EXERCISE
For the records that follow, return only the count of lines containing the string "变量Code".

EXCERPTED RECORDS
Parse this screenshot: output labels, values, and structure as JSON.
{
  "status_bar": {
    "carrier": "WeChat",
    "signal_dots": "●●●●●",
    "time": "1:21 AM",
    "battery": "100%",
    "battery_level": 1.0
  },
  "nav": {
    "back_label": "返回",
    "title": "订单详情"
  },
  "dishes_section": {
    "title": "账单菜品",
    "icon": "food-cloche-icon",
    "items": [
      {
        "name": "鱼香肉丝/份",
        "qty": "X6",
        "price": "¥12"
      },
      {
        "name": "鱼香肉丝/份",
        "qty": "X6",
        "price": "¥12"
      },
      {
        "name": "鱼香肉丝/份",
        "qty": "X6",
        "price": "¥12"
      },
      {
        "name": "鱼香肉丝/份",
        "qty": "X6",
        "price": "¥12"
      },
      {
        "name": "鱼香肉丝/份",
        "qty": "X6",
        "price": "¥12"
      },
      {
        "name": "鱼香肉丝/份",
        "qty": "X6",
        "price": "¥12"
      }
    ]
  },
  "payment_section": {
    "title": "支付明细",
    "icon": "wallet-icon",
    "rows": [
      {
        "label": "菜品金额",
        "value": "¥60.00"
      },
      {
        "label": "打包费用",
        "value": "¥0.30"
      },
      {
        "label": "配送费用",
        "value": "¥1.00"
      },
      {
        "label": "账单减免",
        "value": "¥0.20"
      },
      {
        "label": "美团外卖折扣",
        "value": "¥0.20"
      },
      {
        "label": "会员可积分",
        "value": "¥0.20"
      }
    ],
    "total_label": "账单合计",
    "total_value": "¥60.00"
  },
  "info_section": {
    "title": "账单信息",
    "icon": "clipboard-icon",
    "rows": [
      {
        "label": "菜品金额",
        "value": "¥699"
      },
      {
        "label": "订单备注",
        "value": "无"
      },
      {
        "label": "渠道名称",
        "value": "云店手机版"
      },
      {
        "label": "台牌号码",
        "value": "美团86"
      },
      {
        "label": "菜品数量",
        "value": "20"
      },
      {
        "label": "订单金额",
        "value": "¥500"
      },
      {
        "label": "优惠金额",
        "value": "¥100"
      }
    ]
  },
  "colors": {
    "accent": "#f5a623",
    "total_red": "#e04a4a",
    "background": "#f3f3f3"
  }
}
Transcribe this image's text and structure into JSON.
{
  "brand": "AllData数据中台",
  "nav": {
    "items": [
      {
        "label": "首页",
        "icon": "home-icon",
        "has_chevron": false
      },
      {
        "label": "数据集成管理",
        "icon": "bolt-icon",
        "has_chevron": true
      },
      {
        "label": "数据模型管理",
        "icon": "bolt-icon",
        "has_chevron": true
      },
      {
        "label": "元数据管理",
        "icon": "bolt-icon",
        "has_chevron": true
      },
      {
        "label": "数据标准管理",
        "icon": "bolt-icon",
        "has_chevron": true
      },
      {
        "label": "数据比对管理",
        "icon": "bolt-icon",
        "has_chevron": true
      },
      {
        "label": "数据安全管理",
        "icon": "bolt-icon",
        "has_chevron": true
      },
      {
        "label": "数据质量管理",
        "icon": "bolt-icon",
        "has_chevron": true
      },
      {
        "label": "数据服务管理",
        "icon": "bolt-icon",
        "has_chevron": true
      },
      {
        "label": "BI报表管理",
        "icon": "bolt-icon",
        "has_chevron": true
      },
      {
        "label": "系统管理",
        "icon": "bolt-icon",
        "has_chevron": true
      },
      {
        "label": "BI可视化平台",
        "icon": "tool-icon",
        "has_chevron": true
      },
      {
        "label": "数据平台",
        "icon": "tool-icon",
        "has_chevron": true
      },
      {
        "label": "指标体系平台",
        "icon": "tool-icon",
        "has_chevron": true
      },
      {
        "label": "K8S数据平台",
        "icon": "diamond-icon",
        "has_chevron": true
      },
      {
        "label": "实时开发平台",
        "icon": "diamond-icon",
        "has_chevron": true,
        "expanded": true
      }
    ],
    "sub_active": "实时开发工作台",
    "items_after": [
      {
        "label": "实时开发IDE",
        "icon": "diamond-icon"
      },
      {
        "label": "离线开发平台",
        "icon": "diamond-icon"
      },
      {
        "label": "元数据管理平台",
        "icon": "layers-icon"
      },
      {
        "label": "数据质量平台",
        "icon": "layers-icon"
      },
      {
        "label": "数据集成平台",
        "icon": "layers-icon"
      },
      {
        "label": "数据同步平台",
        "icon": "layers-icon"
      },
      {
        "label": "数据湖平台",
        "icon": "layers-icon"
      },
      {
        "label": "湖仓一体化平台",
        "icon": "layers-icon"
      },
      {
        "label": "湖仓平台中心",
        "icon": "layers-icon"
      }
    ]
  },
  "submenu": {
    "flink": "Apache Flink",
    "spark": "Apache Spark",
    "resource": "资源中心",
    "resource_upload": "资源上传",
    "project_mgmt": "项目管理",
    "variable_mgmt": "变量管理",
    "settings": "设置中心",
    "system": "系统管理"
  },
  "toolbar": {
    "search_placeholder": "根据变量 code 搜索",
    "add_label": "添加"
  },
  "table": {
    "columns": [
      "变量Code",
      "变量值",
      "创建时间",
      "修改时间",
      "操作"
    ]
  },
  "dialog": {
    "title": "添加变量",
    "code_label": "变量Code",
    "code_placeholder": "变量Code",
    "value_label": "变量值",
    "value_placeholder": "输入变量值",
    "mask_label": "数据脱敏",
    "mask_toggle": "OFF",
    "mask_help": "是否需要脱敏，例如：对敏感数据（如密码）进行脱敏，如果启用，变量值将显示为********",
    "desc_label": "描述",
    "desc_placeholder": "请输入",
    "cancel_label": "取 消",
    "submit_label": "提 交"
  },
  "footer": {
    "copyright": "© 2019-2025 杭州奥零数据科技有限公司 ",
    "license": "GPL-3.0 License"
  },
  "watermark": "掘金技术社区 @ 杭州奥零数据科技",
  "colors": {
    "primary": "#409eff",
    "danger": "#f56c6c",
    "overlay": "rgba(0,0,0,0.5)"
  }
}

SOLUTION TO THE EXERCISE
3